Washington, D.C. – Democratic Leader Nancy Pelosi delivered remarks today at the Winston Churchill Bust Dedication Ceremony honoring Sir Winston Churchill’s leadership during one of the most crucial times in world history. Below are the Leader’s remarks:
“Good morning. Some six decades after the last time Sir Winston Churchill addressed a Joint Meeting of Congress, it is a privilege to have Sir Winston Churchill’s voice once again ringing through the halls of the Capitol. This was the first time we heard today – the first time he addressed Congress.
“President Kennedy once said that in the dark days and darker nights of the Second World War, when the armies of freedom were being fought back on every front, Churchill ‘mobilized the English language and sent it into battle.’ That steadfast voice, rumbling with unending determination, served as the great beacon of hope for the free peoples of the world. Sir Winston Churchill’s resolve kept the hope of Allied victory alive. His image was the very face of democracy, defiant and undefeated at the crucial hour.

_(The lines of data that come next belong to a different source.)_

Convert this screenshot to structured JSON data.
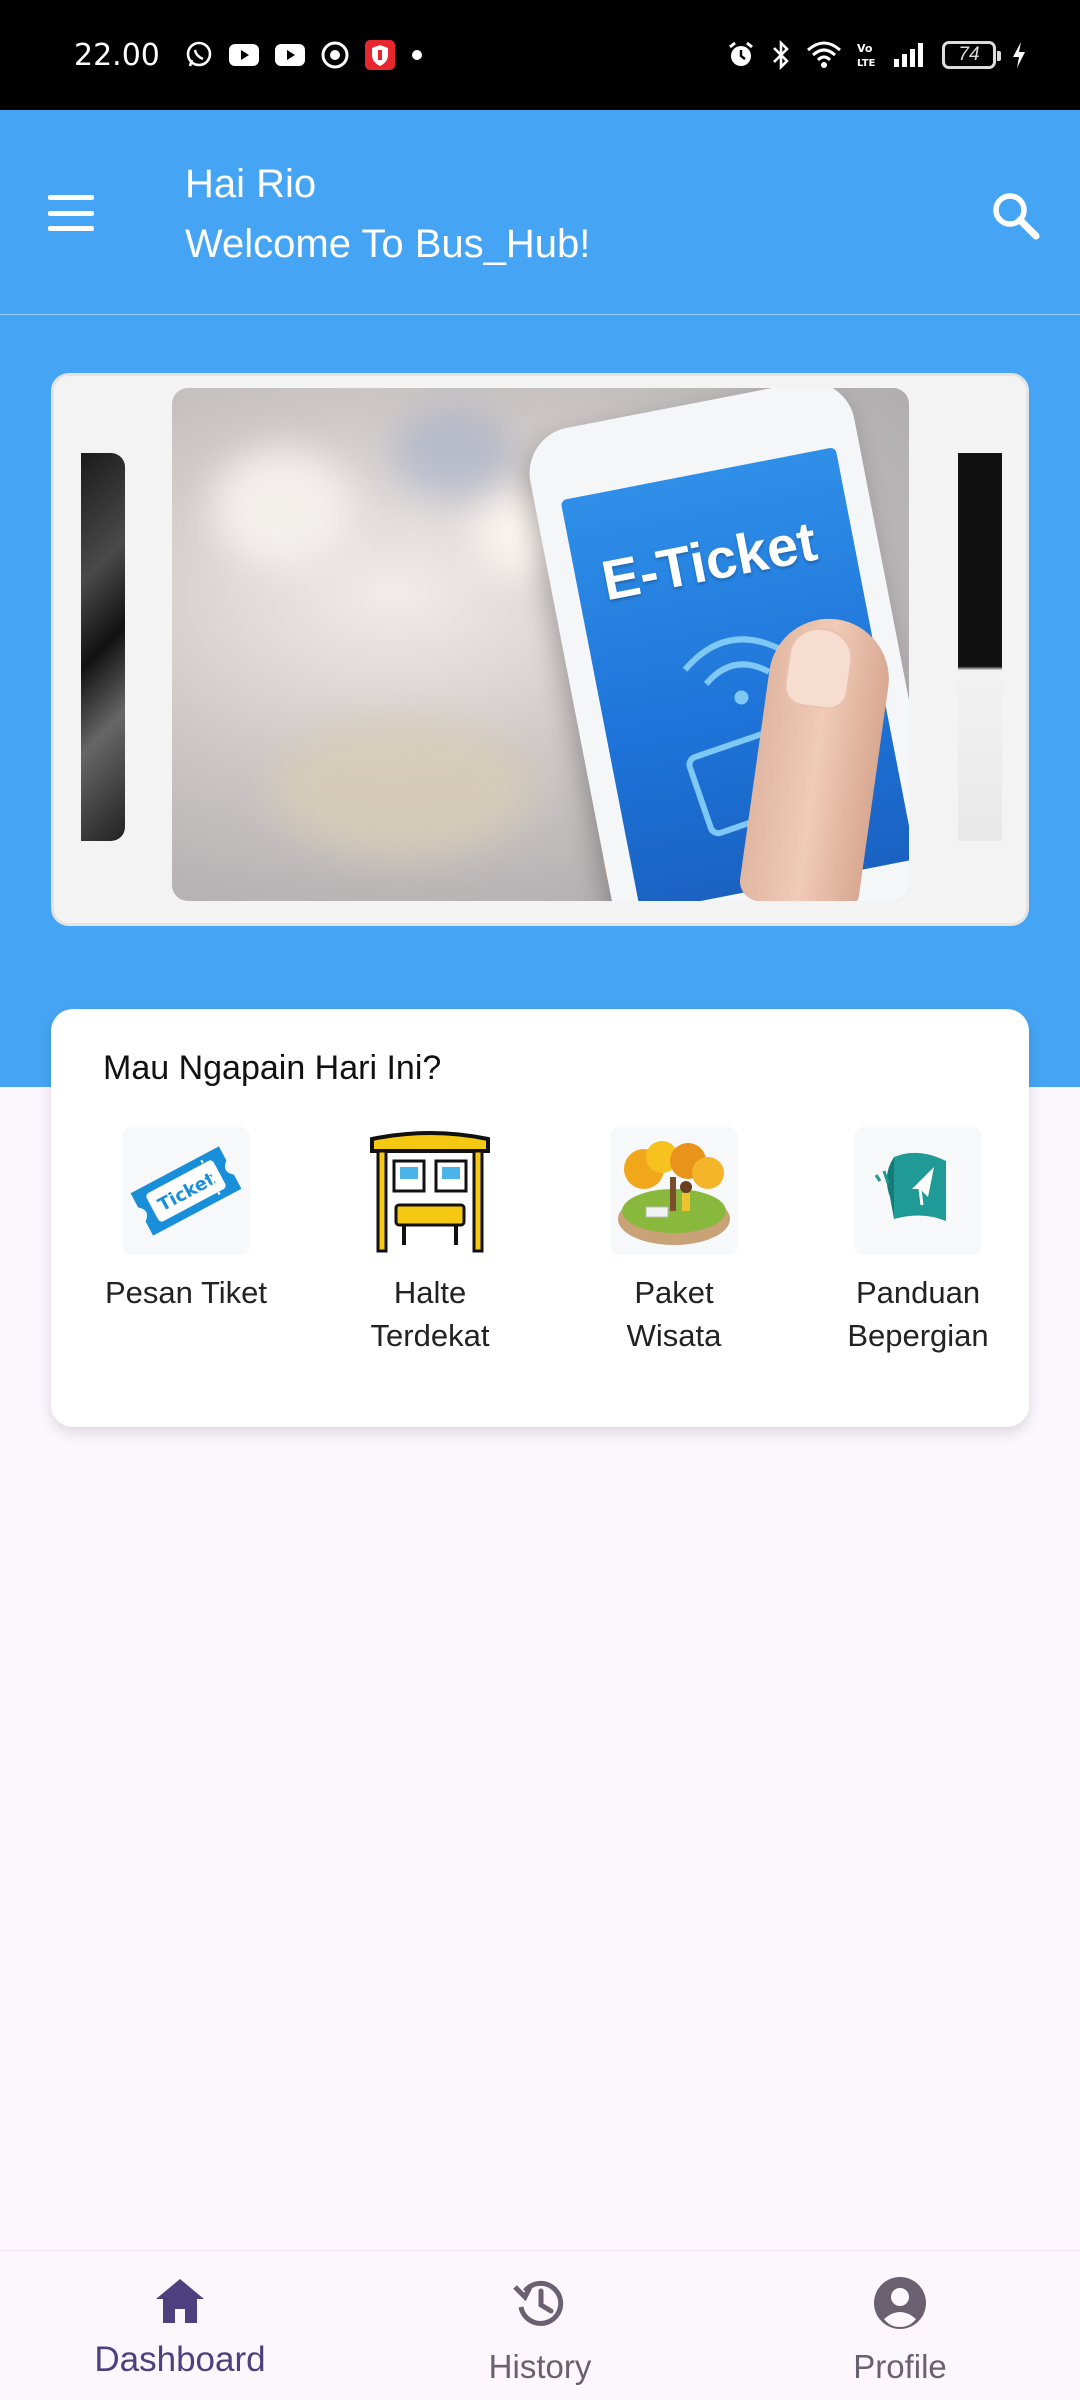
{
  "status_bar": {
    "time": "22.00",
    "battery": "74",
    "icons_left": [
      "whatsapp-icon",
      "youtube-icon",
      "youtube-icon",
      "app-icon",
      "shield-app-icon",
      "dot-icon"
    ],
    "icons_right": [
      "alarm-icon",
      "bluetooth-icon",
      "wifi-icon",
      "volte-icon",
      "signal-icon",
      "battery-icon",
      "charging-icon"
    ]
  },
  "header": {
    "greeting_line1": "Hai Rio",
    "greeting_line2": "Welcome To Bus_Hub!",
    "menu_icon": "hamburger-menu-icon",
    "search_icon": "search-icon"
  },
  "carousel": {
    "main_slide_text": "E-Ticket"
  },
  "options": {
    "title": "Mau Ngapain Hari Ini?",
    "items": [
      {
        "label": "Pesan Tiket",
        "icon": "ticket-icon"
      },
      {
        "label": "Halte\nTerdekat",
        "icon": "bus-stop-icon"
      },
      {
        "label": "Paket\nWisata",
        "icon": "tour-package-icon"
      },
      {
        "label": "Panduan\nBepergian",
        "icon": "travel-guide-icon"
      }
    ]
  },
  "bottom_nav": {
    "items": [
      {
        "label": "Dashboard",
        "icon": "home-icon",
        "active": true
      },
      {
        "label": "History",
        "icon": "history-icon",
        "active": false
      },
      {
        "label": "Profile",
        "icon": "account-circle-icon",
        "active": false
      }
    ]
  },
  "colors": {
    "primary": "#45a5f4",
    "background": "#fcf6fd",
    "nav_active": "#4e3f7f",
    "nav_inactive": "#6b6070"
  }
}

“And so, today, it is our great honor to install his commanding gaze as we celebrate in Statuary Hall. Anyone who visits the Members’ lobby of the House of Commons sees the great statue of Churchill, and people rub his foot – shoe – for good luck. I love the story about Sir Winston when he was Member and Prime Minister – that statute wasn’t there then, but he was outside the House of Commons, among the statutes, writing some notes and a colleague came up to ask him a question, and he said: ‘Not now, I’m just preparing my spontaneous remarks.’
“I always loved that comment, whether it happened or not. A thrill like Yogi Berra, we attribute every wonderful saying to Sir Winston because his words were ever timely. I’m very thrilled, and it’s quite emotional to hear the voice of Sir Winston for many of us here today, because I have a picture in my office I have had for 26 years both in my leadership office – wherever that may be – and in my personal office of Sir Winston making that speech. He’s addressing the Joint Meeting of Congress and my father is in that picture as a Member of Congress at the time.

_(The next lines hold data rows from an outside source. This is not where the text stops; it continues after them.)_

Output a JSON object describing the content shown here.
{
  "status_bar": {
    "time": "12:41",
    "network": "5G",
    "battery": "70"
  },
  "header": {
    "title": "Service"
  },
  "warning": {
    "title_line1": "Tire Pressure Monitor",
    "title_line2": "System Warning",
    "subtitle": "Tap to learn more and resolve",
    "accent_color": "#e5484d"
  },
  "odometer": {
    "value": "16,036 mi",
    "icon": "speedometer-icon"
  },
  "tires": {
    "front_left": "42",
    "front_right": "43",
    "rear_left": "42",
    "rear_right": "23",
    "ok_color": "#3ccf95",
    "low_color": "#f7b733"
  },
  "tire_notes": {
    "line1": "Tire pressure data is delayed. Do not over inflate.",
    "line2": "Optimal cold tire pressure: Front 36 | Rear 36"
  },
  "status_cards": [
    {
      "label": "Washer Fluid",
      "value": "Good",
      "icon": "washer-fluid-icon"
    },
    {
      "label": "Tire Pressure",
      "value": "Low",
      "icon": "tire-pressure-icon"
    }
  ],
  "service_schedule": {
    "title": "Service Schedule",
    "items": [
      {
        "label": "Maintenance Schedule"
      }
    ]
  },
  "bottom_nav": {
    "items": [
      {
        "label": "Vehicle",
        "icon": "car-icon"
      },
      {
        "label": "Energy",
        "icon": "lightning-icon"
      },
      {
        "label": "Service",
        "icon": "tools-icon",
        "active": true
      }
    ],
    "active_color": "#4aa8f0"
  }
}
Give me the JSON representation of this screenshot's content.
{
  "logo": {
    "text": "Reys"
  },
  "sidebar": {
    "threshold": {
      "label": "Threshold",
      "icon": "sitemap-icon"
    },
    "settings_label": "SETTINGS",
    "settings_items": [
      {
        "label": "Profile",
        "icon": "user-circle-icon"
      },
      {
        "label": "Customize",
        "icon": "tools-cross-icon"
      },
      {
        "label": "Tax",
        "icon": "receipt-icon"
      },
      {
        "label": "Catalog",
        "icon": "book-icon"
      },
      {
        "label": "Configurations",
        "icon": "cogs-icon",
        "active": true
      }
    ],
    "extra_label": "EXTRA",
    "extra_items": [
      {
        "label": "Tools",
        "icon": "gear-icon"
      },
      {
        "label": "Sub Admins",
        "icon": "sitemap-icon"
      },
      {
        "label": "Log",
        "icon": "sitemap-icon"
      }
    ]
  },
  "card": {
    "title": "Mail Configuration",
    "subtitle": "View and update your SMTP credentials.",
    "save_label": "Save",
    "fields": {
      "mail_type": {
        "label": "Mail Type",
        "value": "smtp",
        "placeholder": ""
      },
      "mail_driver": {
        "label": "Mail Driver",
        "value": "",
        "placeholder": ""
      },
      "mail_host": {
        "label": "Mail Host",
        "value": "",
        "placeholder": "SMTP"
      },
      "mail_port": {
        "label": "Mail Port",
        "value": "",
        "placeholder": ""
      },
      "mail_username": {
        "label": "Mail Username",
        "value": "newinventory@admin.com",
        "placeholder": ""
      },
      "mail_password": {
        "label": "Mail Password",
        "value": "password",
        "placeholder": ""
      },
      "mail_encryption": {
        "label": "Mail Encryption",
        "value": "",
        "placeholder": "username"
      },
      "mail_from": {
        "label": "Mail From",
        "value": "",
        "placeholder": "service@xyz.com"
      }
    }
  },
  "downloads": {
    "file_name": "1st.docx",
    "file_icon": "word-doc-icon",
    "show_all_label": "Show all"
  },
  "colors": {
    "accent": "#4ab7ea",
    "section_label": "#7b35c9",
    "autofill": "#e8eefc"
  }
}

“And I mentioned that because anyone who sees the picture when they come through my offices always talks about how much they love, respect, and admire Sir Winston Churchill. So to the family, please know that many more people would be here but for geography and for the capacity of the venue. But those who are here represent millions of Americans who respect Sir Winston Churchill enormously.

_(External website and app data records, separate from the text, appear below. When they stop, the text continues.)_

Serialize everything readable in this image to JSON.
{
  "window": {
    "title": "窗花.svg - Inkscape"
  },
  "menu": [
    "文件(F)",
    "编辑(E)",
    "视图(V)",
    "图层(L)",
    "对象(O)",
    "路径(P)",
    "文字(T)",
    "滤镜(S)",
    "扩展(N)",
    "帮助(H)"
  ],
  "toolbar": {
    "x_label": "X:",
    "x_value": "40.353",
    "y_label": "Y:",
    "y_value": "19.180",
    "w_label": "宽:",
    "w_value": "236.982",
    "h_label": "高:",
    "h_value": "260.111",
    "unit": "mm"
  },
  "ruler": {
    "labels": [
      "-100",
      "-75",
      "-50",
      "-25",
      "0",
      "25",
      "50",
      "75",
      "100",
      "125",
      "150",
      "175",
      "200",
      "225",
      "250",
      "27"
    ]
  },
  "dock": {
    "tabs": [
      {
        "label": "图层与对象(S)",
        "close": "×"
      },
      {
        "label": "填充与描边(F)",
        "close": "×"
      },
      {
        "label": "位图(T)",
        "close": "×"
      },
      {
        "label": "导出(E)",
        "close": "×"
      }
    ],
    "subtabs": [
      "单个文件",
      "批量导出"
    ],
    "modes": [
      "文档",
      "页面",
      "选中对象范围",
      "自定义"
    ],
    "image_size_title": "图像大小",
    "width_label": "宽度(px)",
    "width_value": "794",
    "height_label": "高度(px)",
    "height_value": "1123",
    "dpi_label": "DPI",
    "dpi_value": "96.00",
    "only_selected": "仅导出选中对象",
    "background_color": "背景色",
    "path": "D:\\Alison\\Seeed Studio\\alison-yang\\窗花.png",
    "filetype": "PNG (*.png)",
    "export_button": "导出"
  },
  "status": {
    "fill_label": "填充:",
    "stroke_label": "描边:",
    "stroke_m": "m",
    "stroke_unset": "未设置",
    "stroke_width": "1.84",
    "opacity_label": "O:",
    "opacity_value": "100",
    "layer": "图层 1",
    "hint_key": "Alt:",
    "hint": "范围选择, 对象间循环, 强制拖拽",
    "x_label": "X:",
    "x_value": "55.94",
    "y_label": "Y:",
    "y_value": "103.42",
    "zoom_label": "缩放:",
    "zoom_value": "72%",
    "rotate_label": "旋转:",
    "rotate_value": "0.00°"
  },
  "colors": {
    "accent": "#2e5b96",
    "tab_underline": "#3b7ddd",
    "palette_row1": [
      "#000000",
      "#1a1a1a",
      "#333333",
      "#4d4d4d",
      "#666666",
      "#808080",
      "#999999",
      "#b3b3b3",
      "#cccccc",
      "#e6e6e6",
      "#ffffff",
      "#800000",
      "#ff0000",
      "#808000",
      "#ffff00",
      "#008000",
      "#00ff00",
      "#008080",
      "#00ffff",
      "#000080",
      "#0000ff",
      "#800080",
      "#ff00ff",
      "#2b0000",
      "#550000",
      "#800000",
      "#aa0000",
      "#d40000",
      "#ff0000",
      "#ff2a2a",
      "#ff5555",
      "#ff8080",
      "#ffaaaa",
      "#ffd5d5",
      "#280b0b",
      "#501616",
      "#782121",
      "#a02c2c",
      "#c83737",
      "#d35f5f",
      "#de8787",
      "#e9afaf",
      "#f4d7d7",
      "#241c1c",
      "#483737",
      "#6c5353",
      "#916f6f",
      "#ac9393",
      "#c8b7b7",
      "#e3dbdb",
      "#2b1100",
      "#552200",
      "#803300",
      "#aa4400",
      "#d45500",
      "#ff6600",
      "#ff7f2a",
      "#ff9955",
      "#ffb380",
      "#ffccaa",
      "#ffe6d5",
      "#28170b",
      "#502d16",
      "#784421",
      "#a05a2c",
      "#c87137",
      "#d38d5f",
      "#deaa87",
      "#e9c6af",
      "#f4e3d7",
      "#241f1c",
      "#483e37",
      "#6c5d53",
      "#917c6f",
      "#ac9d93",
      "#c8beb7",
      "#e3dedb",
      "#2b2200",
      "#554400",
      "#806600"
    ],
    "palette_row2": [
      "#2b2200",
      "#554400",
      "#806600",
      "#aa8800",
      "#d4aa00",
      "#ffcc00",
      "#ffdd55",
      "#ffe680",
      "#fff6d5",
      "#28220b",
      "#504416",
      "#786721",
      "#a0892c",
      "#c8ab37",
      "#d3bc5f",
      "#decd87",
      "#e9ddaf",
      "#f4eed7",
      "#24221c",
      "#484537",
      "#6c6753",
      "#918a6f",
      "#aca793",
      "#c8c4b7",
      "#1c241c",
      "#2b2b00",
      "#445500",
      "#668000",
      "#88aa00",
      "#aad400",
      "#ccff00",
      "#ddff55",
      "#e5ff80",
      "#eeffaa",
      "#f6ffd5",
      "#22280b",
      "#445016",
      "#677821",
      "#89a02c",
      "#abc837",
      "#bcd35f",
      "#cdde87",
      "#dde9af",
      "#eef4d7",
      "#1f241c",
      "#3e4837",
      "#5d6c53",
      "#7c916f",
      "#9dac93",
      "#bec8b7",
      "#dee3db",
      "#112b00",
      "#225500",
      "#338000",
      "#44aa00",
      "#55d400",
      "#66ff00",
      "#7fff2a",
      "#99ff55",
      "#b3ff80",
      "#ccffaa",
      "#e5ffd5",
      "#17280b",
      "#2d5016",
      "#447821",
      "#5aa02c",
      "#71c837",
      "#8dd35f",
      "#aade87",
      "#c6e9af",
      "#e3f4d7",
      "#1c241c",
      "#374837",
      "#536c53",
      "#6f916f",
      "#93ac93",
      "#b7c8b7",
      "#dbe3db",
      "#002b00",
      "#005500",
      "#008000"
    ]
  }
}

“Again, his words were ever so timely. Just as the Speaker said, 19 days after the attack on Pearl Harbor, the day after Christmas, he was here, delivering a dose of his legendary resolve to the Congress of a country newly at war.
“Again, and he would address Congress a total of three times. As the Speaker mentioned, and as we all know, he was born to an American mother. We all take great pride in that. Churchill joked – as we heard – that in another world, he might have come here that day as a Member of Congress. His leadership truly spanned the Atlantic. His call to action stirred the American heart as surely as it steeled the resolve of the British. He inspired our admiration as surely it did the British. He is a hero in our nation, as well as in his own.
“In a comment he made about the British, but I think it really mirrors what he must’ve thought about America and his American relatives, he said, speaking of the British but thinking of America: ‘We have not journeyed across the centuries, across the oceans, across the mountains, across the prairies because we are made of sugar candy!’
“Churchill and President Roosevelt guided the world through some of the grimmest years of the last century. They shared a vision for what needed to be done, and with their leadership and their great command of our shared language, they gave their countries the courage to do it.
“Roosevelt and Churchill’s partnership was forged in the fire of World War – and theirs is truly one of the great friendships between leaders in the whole history of the world. Certainly, history would look very different without the two of them.
“Sir Winston Churchill stands as one of the titans of democracy – a giant whose courage serves as an example across the generations and through the ages. Churchill rightly belongs to the world he helped save from tyranny. He will always hold a place in the American memory. Now, he will hold a special place in the Capitol of the United States.